Available records —
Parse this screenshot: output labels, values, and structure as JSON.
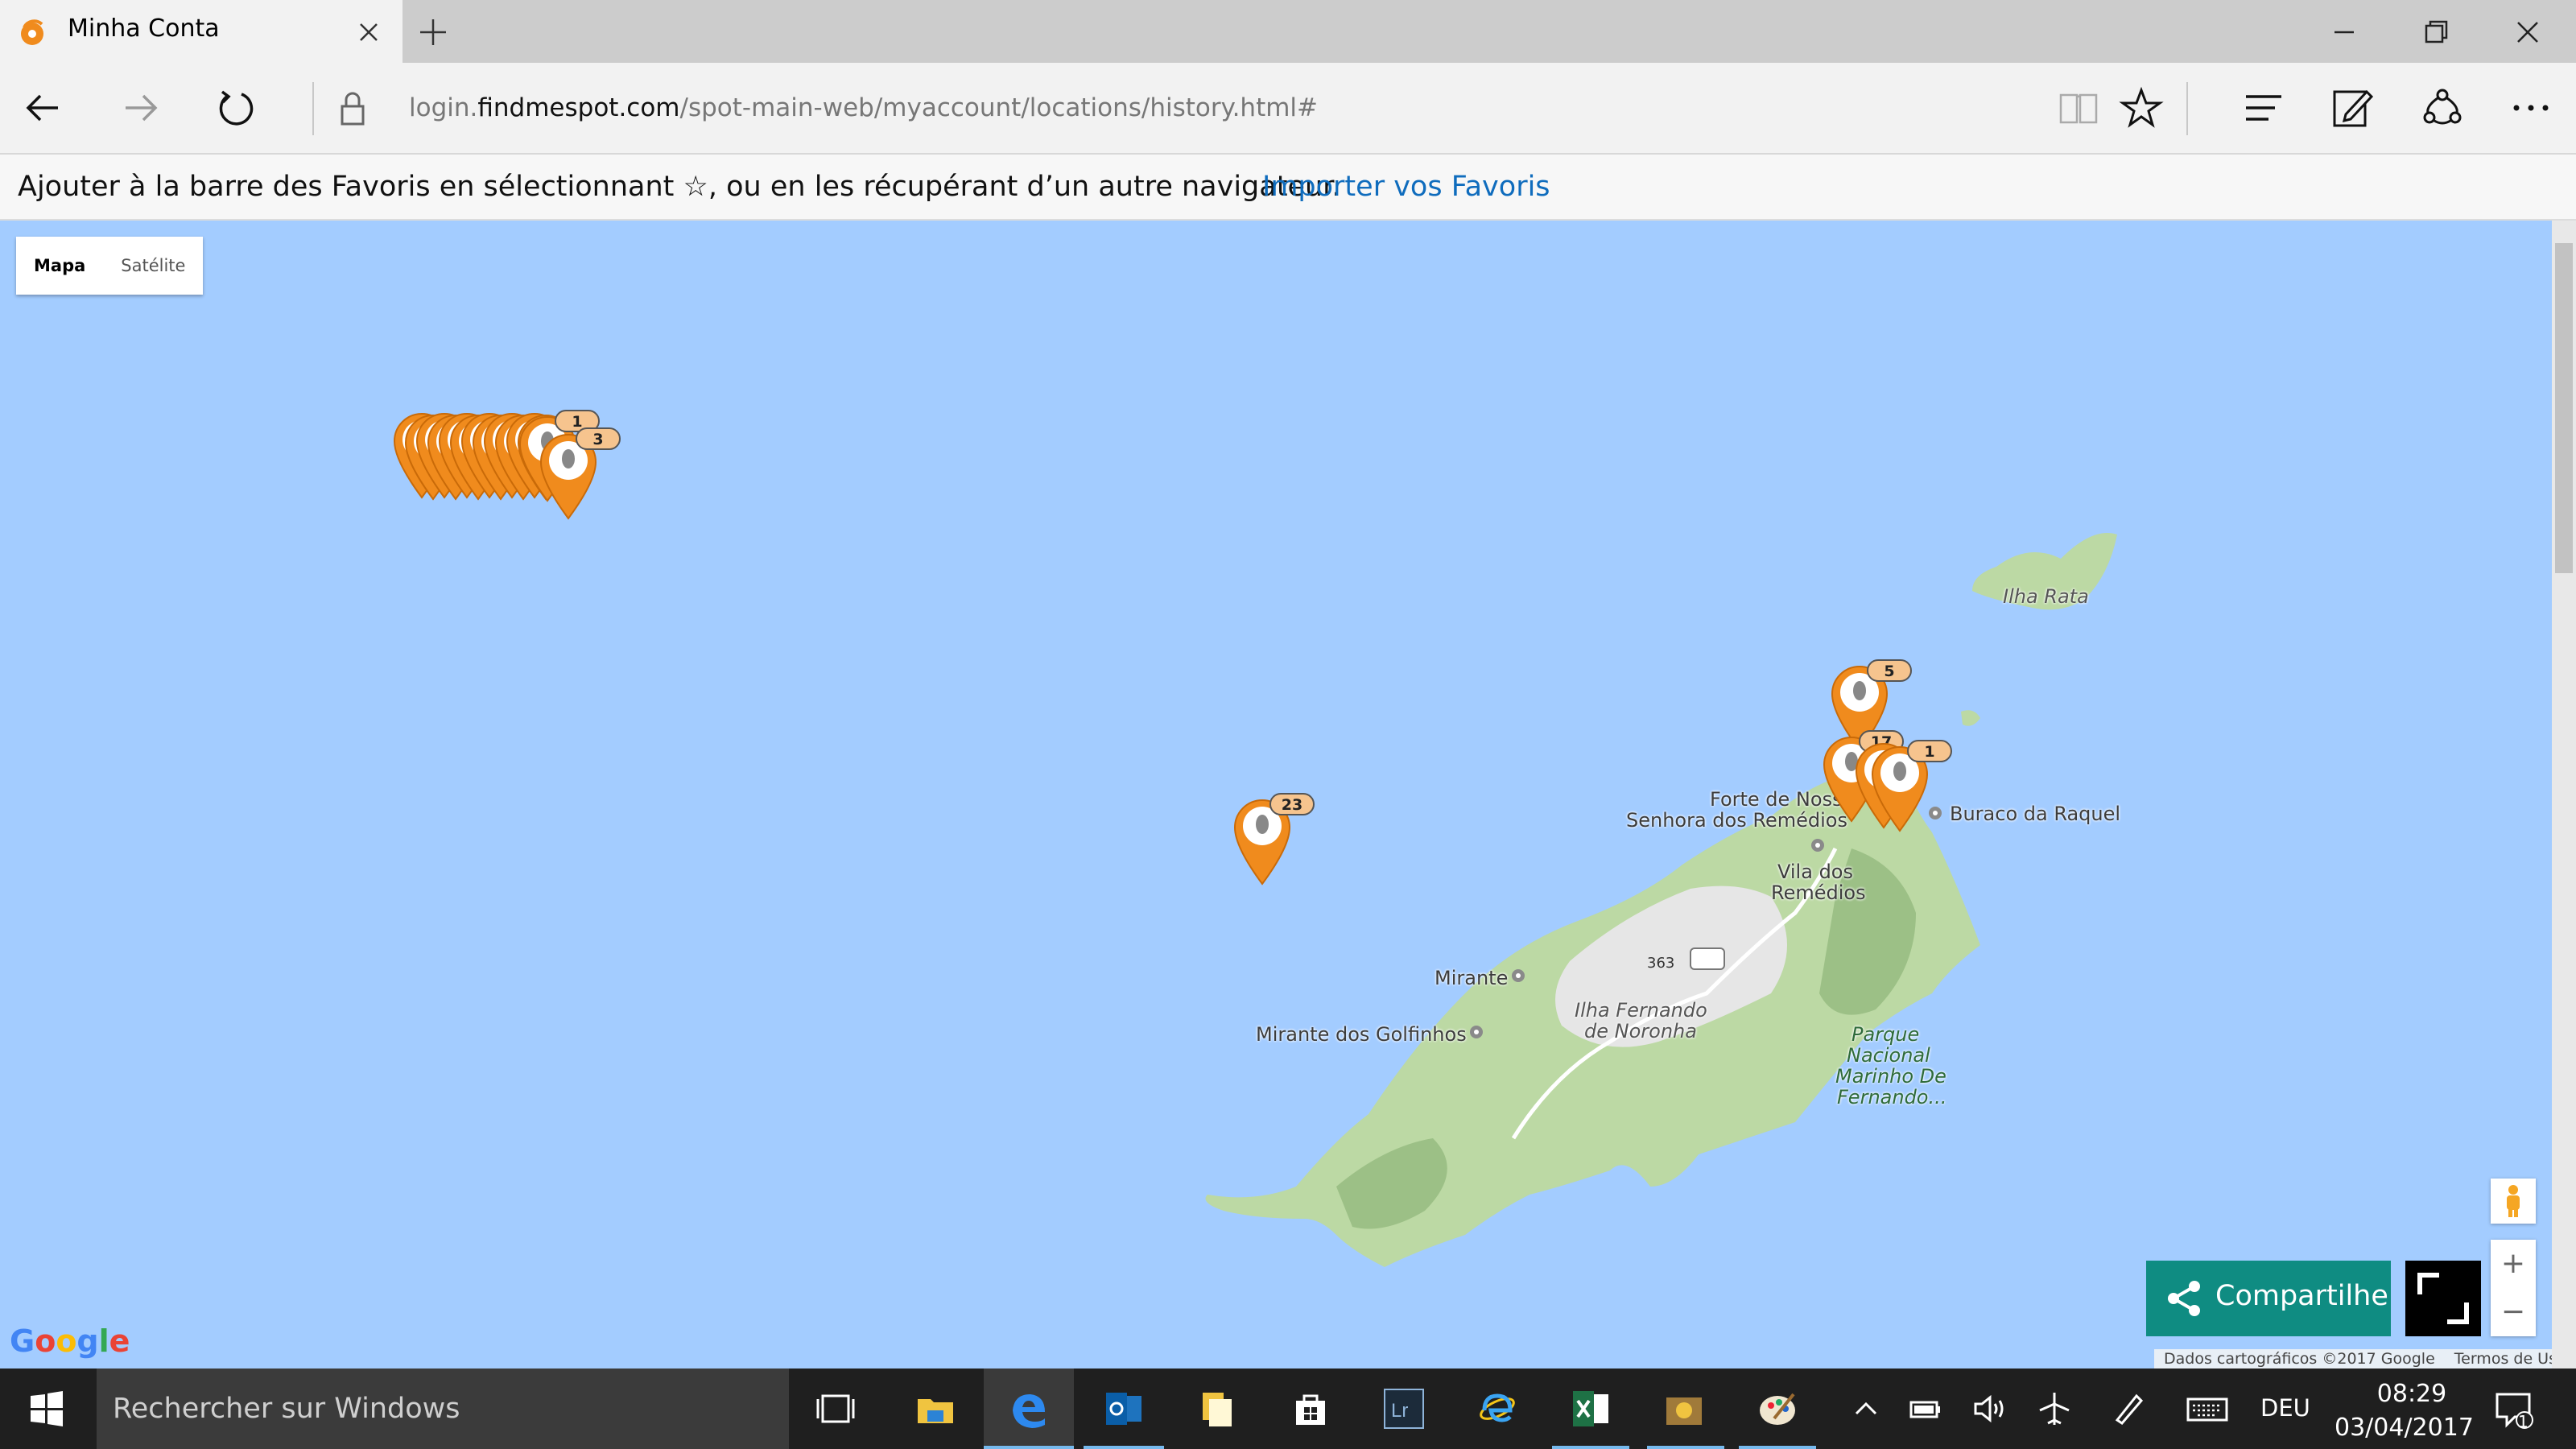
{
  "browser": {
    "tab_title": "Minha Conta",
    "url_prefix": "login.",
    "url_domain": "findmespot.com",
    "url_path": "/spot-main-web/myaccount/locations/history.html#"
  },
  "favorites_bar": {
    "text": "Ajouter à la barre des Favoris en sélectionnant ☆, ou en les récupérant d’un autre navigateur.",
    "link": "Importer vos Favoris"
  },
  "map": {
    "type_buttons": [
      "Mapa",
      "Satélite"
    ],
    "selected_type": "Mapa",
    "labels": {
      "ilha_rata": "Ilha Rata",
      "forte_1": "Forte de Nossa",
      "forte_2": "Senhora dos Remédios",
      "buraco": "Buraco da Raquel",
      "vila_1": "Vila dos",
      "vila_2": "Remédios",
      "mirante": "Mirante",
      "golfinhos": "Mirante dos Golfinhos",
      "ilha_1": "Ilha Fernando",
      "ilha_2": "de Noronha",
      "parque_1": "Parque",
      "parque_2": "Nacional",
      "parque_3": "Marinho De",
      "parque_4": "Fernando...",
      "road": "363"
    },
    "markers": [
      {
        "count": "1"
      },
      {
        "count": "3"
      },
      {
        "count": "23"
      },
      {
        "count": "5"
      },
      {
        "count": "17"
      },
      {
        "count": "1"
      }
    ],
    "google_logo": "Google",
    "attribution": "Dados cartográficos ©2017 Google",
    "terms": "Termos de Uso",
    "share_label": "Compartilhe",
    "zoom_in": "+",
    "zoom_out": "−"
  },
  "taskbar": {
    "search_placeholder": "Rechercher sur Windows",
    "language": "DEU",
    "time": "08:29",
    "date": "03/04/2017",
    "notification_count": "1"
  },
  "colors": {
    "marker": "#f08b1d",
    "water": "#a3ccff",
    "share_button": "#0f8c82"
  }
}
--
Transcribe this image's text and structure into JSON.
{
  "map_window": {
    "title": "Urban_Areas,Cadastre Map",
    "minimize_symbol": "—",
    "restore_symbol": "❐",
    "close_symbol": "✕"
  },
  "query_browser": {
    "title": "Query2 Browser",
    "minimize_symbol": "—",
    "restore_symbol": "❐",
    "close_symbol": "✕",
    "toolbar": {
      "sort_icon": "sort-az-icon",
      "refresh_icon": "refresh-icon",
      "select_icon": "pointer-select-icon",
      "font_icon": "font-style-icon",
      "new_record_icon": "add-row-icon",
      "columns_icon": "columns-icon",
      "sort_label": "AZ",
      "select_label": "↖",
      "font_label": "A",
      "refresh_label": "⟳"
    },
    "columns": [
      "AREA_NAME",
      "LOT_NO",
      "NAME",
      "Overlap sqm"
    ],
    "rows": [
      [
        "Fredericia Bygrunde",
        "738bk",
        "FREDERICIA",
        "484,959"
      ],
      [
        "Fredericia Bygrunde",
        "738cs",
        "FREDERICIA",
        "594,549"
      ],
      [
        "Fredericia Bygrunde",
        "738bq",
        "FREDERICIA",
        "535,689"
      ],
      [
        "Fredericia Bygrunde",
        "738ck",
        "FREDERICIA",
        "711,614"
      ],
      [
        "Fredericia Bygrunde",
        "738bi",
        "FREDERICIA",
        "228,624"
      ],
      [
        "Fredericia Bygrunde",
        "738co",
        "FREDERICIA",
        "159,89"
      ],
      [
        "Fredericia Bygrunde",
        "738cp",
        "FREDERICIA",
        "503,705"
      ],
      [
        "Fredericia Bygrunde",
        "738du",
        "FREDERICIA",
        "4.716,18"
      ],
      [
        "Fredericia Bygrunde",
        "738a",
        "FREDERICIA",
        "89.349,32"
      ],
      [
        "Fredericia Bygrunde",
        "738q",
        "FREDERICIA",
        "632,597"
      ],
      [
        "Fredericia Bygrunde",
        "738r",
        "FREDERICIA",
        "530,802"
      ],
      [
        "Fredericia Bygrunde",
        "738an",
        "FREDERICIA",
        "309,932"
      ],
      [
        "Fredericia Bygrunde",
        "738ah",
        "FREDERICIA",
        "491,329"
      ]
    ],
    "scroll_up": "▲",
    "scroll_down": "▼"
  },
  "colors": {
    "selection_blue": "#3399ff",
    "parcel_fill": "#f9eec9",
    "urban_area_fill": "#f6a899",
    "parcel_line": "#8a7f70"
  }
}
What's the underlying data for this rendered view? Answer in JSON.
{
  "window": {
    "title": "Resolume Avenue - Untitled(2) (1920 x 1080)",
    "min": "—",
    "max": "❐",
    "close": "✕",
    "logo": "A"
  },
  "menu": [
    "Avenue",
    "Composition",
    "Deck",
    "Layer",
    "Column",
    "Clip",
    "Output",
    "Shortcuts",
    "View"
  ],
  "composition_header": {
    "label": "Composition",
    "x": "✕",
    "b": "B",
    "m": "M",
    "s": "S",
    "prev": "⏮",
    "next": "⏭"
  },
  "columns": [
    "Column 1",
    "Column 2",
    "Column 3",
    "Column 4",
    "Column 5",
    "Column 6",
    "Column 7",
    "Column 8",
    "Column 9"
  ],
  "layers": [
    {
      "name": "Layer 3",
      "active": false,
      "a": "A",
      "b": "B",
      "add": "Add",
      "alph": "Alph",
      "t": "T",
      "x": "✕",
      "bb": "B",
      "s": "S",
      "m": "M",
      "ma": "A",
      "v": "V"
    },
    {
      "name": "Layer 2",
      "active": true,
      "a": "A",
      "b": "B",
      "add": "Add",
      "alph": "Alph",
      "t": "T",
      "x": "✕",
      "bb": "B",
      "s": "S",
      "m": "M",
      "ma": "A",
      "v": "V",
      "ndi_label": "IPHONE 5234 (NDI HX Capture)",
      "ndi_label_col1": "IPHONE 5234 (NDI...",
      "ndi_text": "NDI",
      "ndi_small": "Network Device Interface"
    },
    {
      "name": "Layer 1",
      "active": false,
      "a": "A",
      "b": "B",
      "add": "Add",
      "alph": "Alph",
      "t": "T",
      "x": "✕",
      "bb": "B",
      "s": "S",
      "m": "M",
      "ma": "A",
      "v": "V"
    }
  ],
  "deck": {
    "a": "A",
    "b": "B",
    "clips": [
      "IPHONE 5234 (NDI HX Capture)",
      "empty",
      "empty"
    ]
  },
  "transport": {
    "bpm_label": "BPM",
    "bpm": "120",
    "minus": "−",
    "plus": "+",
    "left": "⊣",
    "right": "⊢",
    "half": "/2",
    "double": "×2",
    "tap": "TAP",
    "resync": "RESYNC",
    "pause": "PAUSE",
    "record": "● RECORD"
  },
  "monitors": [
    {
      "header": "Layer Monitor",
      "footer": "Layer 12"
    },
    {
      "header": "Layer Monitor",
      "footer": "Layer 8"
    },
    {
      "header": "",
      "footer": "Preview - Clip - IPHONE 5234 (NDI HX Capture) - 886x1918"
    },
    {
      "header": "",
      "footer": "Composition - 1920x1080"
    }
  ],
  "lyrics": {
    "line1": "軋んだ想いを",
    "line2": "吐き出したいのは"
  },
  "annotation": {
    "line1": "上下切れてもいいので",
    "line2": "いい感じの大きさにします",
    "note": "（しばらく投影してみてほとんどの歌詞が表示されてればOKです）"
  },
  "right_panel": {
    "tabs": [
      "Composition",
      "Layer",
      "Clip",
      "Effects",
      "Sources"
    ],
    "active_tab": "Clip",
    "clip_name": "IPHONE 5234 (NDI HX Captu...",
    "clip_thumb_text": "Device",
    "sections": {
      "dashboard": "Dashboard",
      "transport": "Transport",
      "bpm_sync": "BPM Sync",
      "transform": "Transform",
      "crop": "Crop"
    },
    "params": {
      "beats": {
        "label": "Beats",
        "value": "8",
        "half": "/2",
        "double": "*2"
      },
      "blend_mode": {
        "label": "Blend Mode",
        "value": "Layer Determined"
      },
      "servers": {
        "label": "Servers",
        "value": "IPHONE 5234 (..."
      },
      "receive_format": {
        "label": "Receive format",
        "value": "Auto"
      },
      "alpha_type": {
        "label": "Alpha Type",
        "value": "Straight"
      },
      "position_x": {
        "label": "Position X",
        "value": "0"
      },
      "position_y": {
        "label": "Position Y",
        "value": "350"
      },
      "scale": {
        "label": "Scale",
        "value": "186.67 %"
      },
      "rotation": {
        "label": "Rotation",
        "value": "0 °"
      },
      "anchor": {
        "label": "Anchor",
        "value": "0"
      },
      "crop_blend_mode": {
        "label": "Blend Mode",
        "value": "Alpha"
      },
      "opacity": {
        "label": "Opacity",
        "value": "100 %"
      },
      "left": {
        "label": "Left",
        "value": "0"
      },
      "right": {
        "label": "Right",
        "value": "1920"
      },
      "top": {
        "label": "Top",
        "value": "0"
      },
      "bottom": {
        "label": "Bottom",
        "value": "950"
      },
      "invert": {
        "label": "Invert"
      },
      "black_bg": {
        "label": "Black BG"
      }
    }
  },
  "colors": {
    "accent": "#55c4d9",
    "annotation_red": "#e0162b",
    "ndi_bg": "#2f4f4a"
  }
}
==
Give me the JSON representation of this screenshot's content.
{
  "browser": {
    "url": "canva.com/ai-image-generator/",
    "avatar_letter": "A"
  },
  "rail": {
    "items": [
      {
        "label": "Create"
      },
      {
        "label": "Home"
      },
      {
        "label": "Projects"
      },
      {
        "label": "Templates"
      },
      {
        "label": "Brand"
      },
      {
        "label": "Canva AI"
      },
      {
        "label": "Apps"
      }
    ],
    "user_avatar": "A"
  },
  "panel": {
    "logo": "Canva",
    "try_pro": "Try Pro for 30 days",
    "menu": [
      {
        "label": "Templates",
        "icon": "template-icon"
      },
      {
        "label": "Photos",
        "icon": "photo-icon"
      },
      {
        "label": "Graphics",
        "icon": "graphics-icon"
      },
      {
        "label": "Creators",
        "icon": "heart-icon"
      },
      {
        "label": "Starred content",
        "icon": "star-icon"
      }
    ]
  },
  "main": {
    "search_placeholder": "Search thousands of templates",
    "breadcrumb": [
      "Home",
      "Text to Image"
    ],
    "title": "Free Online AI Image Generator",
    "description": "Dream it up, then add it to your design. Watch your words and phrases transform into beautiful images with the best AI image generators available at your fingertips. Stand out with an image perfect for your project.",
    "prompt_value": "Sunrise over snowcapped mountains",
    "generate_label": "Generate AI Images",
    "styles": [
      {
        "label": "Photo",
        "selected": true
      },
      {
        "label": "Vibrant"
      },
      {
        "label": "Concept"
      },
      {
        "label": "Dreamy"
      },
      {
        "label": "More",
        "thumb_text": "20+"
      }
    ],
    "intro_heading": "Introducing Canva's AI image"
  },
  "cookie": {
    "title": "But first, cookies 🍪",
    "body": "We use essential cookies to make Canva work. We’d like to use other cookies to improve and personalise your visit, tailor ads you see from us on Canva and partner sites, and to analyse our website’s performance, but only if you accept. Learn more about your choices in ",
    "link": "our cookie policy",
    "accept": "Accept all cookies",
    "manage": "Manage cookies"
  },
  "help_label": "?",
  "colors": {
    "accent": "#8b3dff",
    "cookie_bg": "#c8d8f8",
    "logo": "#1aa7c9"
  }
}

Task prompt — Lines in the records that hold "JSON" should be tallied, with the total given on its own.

Answer space — 4